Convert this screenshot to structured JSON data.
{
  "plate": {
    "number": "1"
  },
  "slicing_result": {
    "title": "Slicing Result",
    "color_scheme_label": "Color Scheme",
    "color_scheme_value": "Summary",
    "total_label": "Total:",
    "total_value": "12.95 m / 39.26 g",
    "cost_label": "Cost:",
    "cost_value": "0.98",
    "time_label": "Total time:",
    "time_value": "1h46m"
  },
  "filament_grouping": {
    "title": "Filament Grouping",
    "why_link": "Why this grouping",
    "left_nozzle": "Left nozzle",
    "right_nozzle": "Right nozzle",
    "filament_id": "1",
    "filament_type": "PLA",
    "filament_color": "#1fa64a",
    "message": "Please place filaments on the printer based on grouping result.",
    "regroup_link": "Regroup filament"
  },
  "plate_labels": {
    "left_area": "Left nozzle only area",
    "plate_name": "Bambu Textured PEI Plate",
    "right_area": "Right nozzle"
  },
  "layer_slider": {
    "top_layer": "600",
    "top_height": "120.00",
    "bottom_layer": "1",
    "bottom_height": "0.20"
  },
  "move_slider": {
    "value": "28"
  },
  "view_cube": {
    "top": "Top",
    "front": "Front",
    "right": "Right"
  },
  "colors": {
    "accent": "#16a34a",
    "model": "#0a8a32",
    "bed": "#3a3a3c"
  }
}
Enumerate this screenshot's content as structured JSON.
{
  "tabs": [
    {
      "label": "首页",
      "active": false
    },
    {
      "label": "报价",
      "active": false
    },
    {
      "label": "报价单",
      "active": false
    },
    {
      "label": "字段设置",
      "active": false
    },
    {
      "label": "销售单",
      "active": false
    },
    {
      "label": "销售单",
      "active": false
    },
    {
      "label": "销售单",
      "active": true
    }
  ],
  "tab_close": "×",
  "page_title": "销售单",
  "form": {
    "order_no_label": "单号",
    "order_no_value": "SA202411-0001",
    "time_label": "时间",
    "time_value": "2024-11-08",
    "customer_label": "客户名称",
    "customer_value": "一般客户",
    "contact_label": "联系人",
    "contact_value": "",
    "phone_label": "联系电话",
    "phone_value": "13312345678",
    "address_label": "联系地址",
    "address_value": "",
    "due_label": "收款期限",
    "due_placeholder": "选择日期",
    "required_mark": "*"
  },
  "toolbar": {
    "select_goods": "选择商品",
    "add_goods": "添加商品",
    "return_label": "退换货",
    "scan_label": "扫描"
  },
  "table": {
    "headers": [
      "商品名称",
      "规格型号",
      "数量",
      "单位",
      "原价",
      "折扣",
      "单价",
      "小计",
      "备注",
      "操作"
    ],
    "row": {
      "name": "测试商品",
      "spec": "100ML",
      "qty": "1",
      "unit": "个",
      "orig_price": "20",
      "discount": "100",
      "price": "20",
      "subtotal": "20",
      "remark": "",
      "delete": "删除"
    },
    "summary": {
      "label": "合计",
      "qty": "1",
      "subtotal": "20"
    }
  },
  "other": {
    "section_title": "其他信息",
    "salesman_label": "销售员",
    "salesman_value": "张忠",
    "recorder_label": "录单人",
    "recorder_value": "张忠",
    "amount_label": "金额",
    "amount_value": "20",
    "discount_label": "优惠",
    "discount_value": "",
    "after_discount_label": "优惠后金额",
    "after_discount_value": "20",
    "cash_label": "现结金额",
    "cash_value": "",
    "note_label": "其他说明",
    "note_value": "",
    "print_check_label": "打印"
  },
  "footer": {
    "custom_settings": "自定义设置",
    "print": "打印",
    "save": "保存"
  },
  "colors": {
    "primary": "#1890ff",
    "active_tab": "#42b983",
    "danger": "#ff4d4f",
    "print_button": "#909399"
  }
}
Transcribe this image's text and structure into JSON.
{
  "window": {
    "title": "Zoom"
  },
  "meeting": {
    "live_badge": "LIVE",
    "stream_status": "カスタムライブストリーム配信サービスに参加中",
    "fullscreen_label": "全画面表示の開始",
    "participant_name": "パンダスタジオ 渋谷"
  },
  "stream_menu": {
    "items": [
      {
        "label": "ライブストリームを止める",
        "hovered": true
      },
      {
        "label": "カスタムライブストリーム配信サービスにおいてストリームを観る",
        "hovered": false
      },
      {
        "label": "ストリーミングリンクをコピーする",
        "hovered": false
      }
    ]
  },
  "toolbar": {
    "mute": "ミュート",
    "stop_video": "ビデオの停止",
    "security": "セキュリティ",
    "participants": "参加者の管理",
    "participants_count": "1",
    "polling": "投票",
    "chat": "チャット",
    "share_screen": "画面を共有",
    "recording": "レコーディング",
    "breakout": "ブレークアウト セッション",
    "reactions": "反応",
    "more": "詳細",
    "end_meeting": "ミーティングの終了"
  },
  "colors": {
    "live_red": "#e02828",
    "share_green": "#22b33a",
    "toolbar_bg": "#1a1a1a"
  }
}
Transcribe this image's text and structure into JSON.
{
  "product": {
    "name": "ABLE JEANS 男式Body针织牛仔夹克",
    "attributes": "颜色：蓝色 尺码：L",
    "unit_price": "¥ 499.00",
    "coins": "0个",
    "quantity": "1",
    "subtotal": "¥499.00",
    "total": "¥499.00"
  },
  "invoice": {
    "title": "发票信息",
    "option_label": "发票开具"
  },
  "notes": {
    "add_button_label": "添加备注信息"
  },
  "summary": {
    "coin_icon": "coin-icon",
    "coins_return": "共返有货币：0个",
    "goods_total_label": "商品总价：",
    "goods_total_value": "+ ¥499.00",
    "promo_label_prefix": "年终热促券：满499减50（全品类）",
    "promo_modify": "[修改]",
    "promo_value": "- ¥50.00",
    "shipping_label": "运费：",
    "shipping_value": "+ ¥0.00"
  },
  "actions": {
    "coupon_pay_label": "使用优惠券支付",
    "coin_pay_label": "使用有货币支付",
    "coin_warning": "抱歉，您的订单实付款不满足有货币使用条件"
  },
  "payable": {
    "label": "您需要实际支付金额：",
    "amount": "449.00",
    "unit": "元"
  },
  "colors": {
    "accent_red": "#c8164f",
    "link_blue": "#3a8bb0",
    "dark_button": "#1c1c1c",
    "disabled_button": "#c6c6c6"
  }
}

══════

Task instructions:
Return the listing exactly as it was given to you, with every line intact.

Reply to the exercise:
Convert this screenshot to structured JSON data.
{
  "plate": {
    "number": "1"
  },
  "slicing_result": {
    "title": "Slicing Result",
    "color_scheme_label": "Color Scheme",
    "color_scheme_value": "Summary",
    "total_label": "Total:",
    "total_value": "12.95 m / 39.26 g",
    "cost_label": "Cost:",
    "cost_value": "0.98",
    "time_label": "Total time:",
    "time_value": "1h46m"
  },
  "filament_grouping": {
    "title": "Filament Grouping",
    "why_link": "Why this grouping",
    "left_nozzle": "Left nozzle",
    "right_nozzle": "Right nozzle",
    "filament_id": "1",
    "filament_type": "PLA",
    "filament_color": "#1fa64a",
    "message": "Please place filaments on the printer based on grouping result.",
    "regroup_link": "Regroup filament"
  },
  "plate_labels": {
    "left_area": "Left nozzle only area",
    "plate_name": "Bambu Textured PEI Plate",
    "right_area": "Right nozzle"
  },
  "layer_slider": {
    "top_layer": "600",
    "top_height": "120.00",
    "bottom_layer": "1",
    "bottom_height": "0.20"
  },
  "move_slider": {
    "value": "28"
  },
  "view_cube": {
    "top": "Top",
    "front": "Front",
    "right": "Right"
  },
  "colors": {
    "accent": "#16a34a",
    "model": "#0a8a32",
    "bed": "#3a3a3c"
  }
}
Enumerate this screenshot's content as structured JSON.
{
  "tabs": [
    {
      "label": "首页",
      "active": false
    },
    {
      "label": "报价",
      "active": false
    },
    {
      "label": "报价单",
      "active": false
    },
    {
      "label": "字段设置",
      "active": false
    },
    {
      "label": "销售单",
      "active": false
    },
    {
      "label": "销售单",
      "active": false
    },
    {
      "label": "销售单",
      "active": true
    }
  ],
  "tab_close": "×",
  "page_title": "销售单",
  "form": {
    "order_no_label": "单号",
    "order_no_value": "SA202411-0001",
    "time_label": "时间",
    "time_value": "2024-11-08",
    "customer_label": "客户名称",
    "customer_value": "一般客户",
    "contact_label": "联系人",
    "contact_value": "",
    "phone_label": "联系电话",
    "phone_value": "13312345678",
    "address_label": "联系地址",
    "address_value": "",
    "due_label": "收款期限",
    "due_placeholder": "选择日期",
    "required_mark": "*"
  },
  "toolbar": {
    "select_goods": "选择商品",
    "add_goods": "添加商品",
    "return_label": "退换货",
    "scan_label": "扫描"
  },
  "table": {
    "headers": [
      "商品名称",
      "规格型号",
      "数量",
      "单位",
      "原价",
      "折扣",
      "单价",
      "小计",
      "备注",
      "操作"
    ],
    "row": {
      "name": "测试商品",
      "spec": "100ML",
      "qty": "1",
      "unit": "个",
      "orig_price": "20",
      "discount": "100",
      "price": "20",
      "subtotal": "20",
      "remark": "",
      "delete": "删除"
    },
    "summary": {
      "label": "合计",
      "qty": "1",
      "subtotal": "20"
    }
  },
  "other": {
    "section_title": "其他信息",
    "salesman_label": "销售员",
    "salesman_value": "张忠",
    "recorder_label": "录单人",
    "recorder_value": "张忠",
    "amount_label": "金额",
    "amount_value": "20",
    "discount_label": "优惠",
    "discount_value": "",
    "after_discount_label": "优惠后金额",
    "after_discount_value": "20",
    "cash_label": "现结金额",
    "cash_value": "",
    "note_label": "其他说明",
    "note_value": "",
    "print_check_label": "打印"
  },
  "footer": {
    "custom_settings": "自定义设置",
    "print": "打印",
    "save": "保存"
  },
  "colors": {
    "primary": "#1890ff",
    "active_tab": "#42b983",
    "danger": "#ff4d4f",
    "print_button": "#909399"
  }
}
Transcribe this image's text and structure into JSON.
{
  "window": {
    "title": "Zoom"
  },
  "meeting": {
    "live_badge": "LIVE",
    "stream_status": "カスタムライブストリーム配信サービスに参加中",
    "fullscreen_label": "全画面表示の開始",
    "participant_name": "パンダスタジオ 渋谷"
  },
  "stream_menu": {
    "items": [
      {
        "label": "ライブストリームを止める",
        "hovered": true
      },
      {
        "label": "カスタムライブストリーム配信サービスにおいてストリームを観る",
        "hovered": false
      },
      {
        "label": "ストリーミングリンクをコピーする",
        "hovered": false
      }
    ]
  },
  "toolbar": {
    "mute": "ミュート",
    "stop_video": "ビデオの停止",
    "security": "セキュリティ",
    "participants": "参加者の管理",
    "participants_count": "1",
    "polling": "投票",
    "chat": "チャット",
    "share_screen": "画面を共有",
    "recording": "レコーディング",
    "breakout": "ブレークアウト セッション",
    "reactions": "反応",
    "more": "詳細",
    "end_meeting": "ミーティングの終了"
  },
  "colors": {
    "live_red": "#e02828",
    "share_green": "#22b33a",
    "toolbar_bg": "#1a1a1a"
  }
}
Transcribe this image's text and structure into JSON.
{
  "product": {
    "name": "ABLE JEANS 男式Body针织牛仔夹克",
    "attributes": "颜色：蓝色 尺码：L",
    "unit_price": "¥ 499.00",
    "coins": "0个",
    "quantity": "1",
    "subtotal": "¥499.00",
    "total": "¥499.00"
  },
  "invoice": {
    "title": "发票信息",
    "option_label": "发票开具"
  },
  "notes": {
    "add_button_label": "添加备注信息"
  },
  "summary": {
    "coin_icon": "coin-icon",
    "coins_return": "共返有货币：0个",
    "goods_total_label": "商品总价：",
    "goods_total_value": "+ ¥499.00",
    "promo_label_prefix": "年终热促券：满499减50（全品类）",
    "promo_modify": "[修改]",
    "promo_value": "- ¥50.00",
    "shipping_label": "运费：",
    "shipping_value": "+ ¥0.00"
  },
  "actions": {
    "coupon_pay_label": "使用优惠券支付",
    "coin_pay_label": "使用有货币支付",
    "coin_warning": "抱歉，您的订单实付款不满足有货币使用条件"
  },
  "payable": {
    "label": "您需要实际支付金额：",
    "amount": "449.00",
    "unit": "元"
  },
  "colors": {
    "accent_red": "#c8164f",
    "link_blue": "#3a8bb0",
    "dark_button": "#1c1c1c",
    "disabled_button": "#c6c6c6"
  }
}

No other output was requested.